App and web page records:
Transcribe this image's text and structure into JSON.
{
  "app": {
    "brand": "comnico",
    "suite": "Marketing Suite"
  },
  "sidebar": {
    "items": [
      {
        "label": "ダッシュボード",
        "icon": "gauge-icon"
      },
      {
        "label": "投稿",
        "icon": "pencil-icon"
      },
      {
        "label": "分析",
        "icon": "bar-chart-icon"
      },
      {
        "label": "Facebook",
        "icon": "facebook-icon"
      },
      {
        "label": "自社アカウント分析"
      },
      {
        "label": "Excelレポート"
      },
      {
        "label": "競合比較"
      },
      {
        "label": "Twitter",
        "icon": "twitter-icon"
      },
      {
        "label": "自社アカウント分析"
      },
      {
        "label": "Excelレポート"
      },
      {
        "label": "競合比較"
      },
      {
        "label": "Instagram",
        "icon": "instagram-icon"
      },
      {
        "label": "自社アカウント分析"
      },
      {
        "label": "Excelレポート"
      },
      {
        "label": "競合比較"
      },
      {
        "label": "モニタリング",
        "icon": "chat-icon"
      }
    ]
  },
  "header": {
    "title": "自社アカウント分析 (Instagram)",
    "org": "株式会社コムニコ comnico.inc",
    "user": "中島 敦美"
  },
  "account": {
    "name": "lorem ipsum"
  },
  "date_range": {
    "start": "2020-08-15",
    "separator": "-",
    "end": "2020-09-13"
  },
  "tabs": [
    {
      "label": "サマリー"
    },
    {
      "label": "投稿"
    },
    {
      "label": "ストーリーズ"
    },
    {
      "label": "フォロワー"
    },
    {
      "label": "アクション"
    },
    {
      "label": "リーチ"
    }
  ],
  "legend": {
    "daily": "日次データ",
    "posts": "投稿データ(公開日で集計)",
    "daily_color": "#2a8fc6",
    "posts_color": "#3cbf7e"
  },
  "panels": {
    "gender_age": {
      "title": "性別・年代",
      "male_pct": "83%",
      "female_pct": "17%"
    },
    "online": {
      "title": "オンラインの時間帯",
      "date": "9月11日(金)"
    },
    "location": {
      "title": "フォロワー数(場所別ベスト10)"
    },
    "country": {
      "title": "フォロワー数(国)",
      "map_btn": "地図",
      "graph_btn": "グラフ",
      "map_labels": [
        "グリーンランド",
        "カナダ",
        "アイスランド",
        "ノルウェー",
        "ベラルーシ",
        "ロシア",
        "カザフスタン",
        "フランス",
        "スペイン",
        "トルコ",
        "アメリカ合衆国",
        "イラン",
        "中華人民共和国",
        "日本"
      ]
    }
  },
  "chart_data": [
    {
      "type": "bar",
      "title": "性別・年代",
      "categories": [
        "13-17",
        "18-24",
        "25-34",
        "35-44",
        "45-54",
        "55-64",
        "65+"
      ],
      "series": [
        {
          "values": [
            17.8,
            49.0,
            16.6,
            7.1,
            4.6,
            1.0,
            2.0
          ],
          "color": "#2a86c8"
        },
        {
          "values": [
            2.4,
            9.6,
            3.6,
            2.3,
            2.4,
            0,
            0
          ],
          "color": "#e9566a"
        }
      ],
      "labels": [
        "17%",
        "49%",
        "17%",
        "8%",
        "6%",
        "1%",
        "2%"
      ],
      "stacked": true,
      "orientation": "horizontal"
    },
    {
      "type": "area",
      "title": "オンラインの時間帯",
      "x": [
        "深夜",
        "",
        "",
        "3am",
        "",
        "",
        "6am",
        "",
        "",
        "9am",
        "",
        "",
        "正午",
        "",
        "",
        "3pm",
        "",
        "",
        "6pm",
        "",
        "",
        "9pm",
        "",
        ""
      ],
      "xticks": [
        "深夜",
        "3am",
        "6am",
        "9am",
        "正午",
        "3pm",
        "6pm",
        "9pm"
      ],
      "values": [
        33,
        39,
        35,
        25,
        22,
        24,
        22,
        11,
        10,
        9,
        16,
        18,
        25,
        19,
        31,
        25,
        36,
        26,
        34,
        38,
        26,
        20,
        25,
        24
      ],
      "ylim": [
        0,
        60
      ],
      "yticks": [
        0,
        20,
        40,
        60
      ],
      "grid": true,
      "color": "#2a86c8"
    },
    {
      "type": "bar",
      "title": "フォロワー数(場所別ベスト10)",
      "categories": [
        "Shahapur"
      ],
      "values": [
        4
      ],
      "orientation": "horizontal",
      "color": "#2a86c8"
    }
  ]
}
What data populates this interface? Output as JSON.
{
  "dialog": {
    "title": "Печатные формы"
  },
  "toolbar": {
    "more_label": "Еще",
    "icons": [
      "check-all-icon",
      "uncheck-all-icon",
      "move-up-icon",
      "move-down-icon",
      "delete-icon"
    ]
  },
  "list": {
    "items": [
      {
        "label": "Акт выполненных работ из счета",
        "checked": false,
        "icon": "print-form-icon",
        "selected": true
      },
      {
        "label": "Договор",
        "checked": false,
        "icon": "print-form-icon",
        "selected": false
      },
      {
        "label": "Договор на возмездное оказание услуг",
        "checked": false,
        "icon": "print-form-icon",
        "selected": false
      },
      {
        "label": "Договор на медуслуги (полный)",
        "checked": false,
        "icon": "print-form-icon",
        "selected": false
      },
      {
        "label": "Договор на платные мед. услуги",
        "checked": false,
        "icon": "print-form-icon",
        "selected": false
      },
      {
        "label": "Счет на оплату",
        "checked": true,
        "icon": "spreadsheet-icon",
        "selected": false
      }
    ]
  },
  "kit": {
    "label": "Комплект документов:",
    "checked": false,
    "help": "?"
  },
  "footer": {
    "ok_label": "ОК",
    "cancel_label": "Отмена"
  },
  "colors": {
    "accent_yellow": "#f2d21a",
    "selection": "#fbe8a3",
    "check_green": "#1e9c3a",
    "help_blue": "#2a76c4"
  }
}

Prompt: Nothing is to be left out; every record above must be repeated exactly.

Answer to the exercise:
Transcribe this image's text and structure into JSON.
{
  "app": {
    "brand": "comnico",
    "suite": "Marketing Suite"
  },
  "sidebar": {
    "items": [
      {
        "label": "ダッシュボード",
        "icon": "gauge-icon"
      },
      {
        "label": "投稿",
        "icon": "pencil-icon"
      },
      {
        "label": "分析",
        "icon": "bar-chart-icon"
      },
      {
        "label": "Facebook",
        "icon": "facebook-icon"
      },
      {
        "label": "自社アカウント分析"
      },
      {
        "label": "Excelレポート"
      },
      {
        "label": "競合比較"
      },
      {
        "label": "Twitter",
        "icon": "twitter-icon"
      },
      {
        "label": "自社アカウント分析"
      },
      {
        "label": "Excelレポート"
      },
      {
        "label": "競合比較"
      },
      {
        "label": "Instagram",
        "icon": "instagram-icon"
      },
      {
        "label": "自社アカウント分析"
      },
      {
        "label": "Excelレポート"
      },
      {
        "label": "競合比較"
      },
      {
        "label": "モニタリング",
        "icon": "chat-icon"
      }
    ]
  },
  "header": {
    "title": "自社アカウント分析 (Instagram)",
    "org": "株式会社コムニコ comnico.inc",
    "user": "中島 敦美"
  },
  "account": {
    "name": "lorem ipsum"
  },
  "date_range": {
    "start": "2020-08-15",
    "separator": "-",
    "end": "2020-09-13"
  },
  "tabs": [
    {
      "label": "サマリー"
    },
    {
      "label": "投稿"
    },
    {
      "label": "ストーリーズ"
    },
    {
      "label": "フォロワー"
    },
    {
      "label": "アクション"
    },
    {
      "label": "リーチ"
    }
  ],
  "legend": {
    "daily": "日次データ",
    "posts": "投稿データ(公開日で集計)",
    "daily_color": "#2a8fc6",
    "posts_color": "#3cbf7e"
  },
  "panels": {
    "gender_age": {
      "title": "性別・年代",
      "male_pct": "83%",
      "female_pct": "17%"
    },
    "online": {
      "title": "オンラインの時間帯",
      "date": "9月11日(金)"
    },
    "location": {
      "title": "フォロワー数(場所別ベスト10)"
    },
    "country": {
      "title": "フォロワー数(国)",
      "map_btn": "地図",
      "graph_btn": "グラフ",
      "map_labels": [
        "グリーンランド",
        "カナダ",
        "アイスランド",
        "ノルウェー",
        "ベラルーシ",
        "ロシア",
        "カザフスタン",
        "フランス",
        "スペイン",
        "トルコ",
        "アメリカ合衆国",
        "イラン",
        "中華人民共和国",
        "日本"
      ]
    }
  },
  "chart_data": [
    {
      "type": "bar",
      "title": "性別・年代",
      "categories": [
        "13-17",
        "18-24",
        "25-34",
        "35-44",
        "45-54",
        "55-64",
        "65+"
      ],
      "series": [
        {
          "values": [
            17.8,
            49.0,
            16.6,
            7.1,
            4.6,
            1.0,
            2.0
          ],
          "color": "#2a86c8"
        },
        {
          "values": [
            2.4,
            9.6,
            3.6,
            2.3,
            2.4,
            0,
            0
          ],
          "color": "#e9566a"
        }
      ],
      "labels": [
        "17%",
        "49%",
        "17%",
        "8%",
        "6%",
        "1%",
        "2%"
      ],
      "stacked": true,
      "orientation": "horizontal"
    },
    {
      "type": "area",
      "title": "オンラインの時間帯",
      "x": [
        "深夜",
        "",
        "",
        "3am",
        "",
        "",
        "6am",
        "",
        "",
        "9am",
        "",
        "",
        "正午",
        "",
        "",
        "3pm",
        "",
        "",
        "6pm",
        "",
        "",
        "9pm",
        "",
        ""
      ],
      "xticks": [
        "深夜",
        "3am",
        "6am",
        "9am",
        "正午",
        "3pm",
        "6pm",
        "9pm"
      ],
      "values": [
        33,
        39,
        35,
        25,
        22,
        24,
        22,
        11,
        10,
        9,
        16,
        18,
        25,
        19,
        31,
        25,
        36,
        26,
        34,
        38,
        26,
        20,
        25,
        24
      ],
      "ylim": [
        0,
        60
      ],
      "yticks": [
        0,
        20,
        40,
        60
      ],
      "grid": true,
      "color": "#2a86c8"
    },
    {
      "type": "bar",
      "title": "フォロワー数(場所別ベスト10)",
      "categories": [
        "Shahapur"
      ],
      "values": [
        4
      ],
      "orientation": "horizontal",
      "color": "#2a86c8"
    }
  ]
}
What data populates this interface? Output as JSON.
{
  "dialog": {
    "title": "Печатные формы"
  },
  "toolbar": {
    "more_label": "Еще",
    "icons": [
      "check-all-icon",
      "uncheck-all-icon",
      "move-up-icon",
      "move-down-icon",
      "delete-icon"
    ]
  },
  "list": {
    "items": [
      {
        "label": "Акт выполненных работ из счета",
        "checked": false,
        "icon": "print-form-icon",
        "selected": true
      },
      {
        "label": "Договор",
        "checked": false,
        "icon": "print-form-icon",
        "selected": false
      },
      {
        "label": "Договор на возмездное оказание услуг",
        "checked": false,
        "icon": "print-form-icon",
        "selected": false
      },
      {
        "label": "Договор на медуслуги (полный)",
        "checked": false,
        "icon": "print-form-icon",
        "selected": false
      },
      {
        "label": "Договор на платные мед. услуги",
        "checked": false,
        "icon": "print-form-icon",
        "selected": false
      },
      {
        "label": "Счет на оплату",
        "checked": true,
        "icon": "spreadsheet-icon",
        "selected": false
      }
    ]
  },
  "kit": {
    "label": "Комплект документов:",
    "checked": false,
    "help": "?"
  },
  "footer": {
    "ok_label": "ОК",
    "cancel_label": "Отмена"
  },
  "colors": {
    "accent_yellow": "#f2d21a",
    "selection": "#fbe8a3",
    "check_green": "#1e9c3a",
    "help_blue": "#2a76c4"
  }
}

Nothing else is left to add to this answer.